  14. The AssemblyVersion attribute specifies the version number to build into the assembly. Each NuGet release requires a unique version number, so if we continue to use this method for creating packages, we will need to remember to increment this before building.

  15. Return to the PowerShell window and execute the following command (it should be on one line). Note that you need to provide an “API Key”, which can be any non-empty string. We’re using “Azure DevOps” here. Log in using your Azure DevOps credentials when asked.

     ./nuget.exe push -source "eShopPackages" -ApiKey VSTS eShopPackages.1.0.0.nupkg
  16. The command should succeed after a few seconds.

  17. Return to the browser window, open Azure DevOps and refresh the window. You should now see the organization’s NuGet package is published in the feed. Click it to view the details.

  18. The details have been imported and are now ready for others to consume.

Task 3: Importing a NuGet package

  1. Switch to the instance of Visual Studio that has the full eShoponWeb solution open.

  2. In Solution Explorer, right-click the References node under the eShopOnWebWebsite project and select Manage NuGet Packages.

  3. Click the Browse tab and change the Package source to eShopPackages. We can find the one we just added, so click Install to add it to the project.

  4. If asked, confirm the addition by clicking OK.

  5. Press Ctrl+Shift+B to build the project. It should succeed. The NuGet package doesn’t add any value yet, but at least we know it’s there.

Task 4: Updating a NuGet package

  1. Switch to the instance of Visual Studio that has the eShopPackages project open (the NuGet source project).

  2. In Solution Explorer, right-click the eShopPackages project node and select Add | Class.

  3. Select the Class template and enter the Name “TaxService.cs”. Click Add to add the class. We can pretend that tax calculation will be consolidated into this shared class and managed centrally so that other teams can simply work with the NuGet package.

  4. Replace the code in the new file with the code below. For now, it will just hardcode a 10% rate.

     namespace eShopPackages
         public class TaxService
             static public decimal CalculateTax(decimal taxable, string postalCode)
                 return taxable * (decimal).1;
  5. Since we’re updating the assembly (and package), return to AssemblyInfo.cs and update the AssemblyVersion to

  6. Press Ctrl+Shift+B to build the project.

  7. Return to the PowerShell window and execute the following line to repackage the NuGet package. Note that the new package will have the updated version number.

     ./nuget.exe pack eShopPackages.csproj
  8. Execute the following line to publish the updated package. Note that the version number has changed to reflect the new package.

     ./nuget.exe push -source "eShopPackages" -ApiKey VSTS eShopOnWeb.Shared.1.1.0.nupkg
  9. Return to the browser window open to Azure DevOps and refresh the page.
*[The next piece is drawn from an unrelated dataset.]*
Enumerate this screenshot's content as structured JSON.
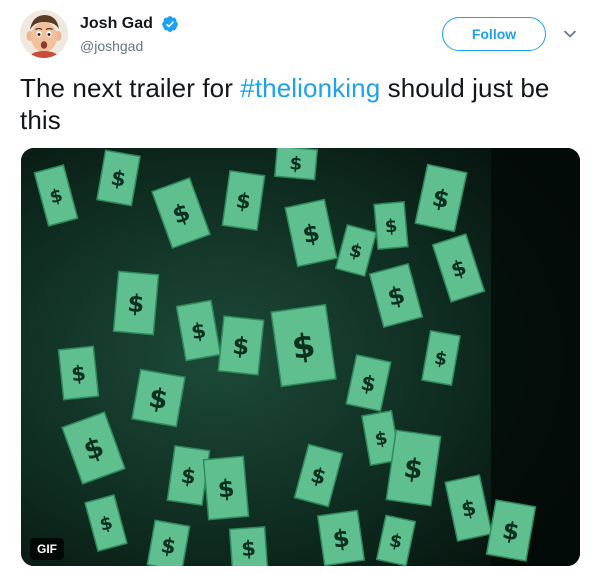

You will still be looking at the 1.0.0 version of the package, but you can change that by selecting the Versions tab and selecting 1.1.0.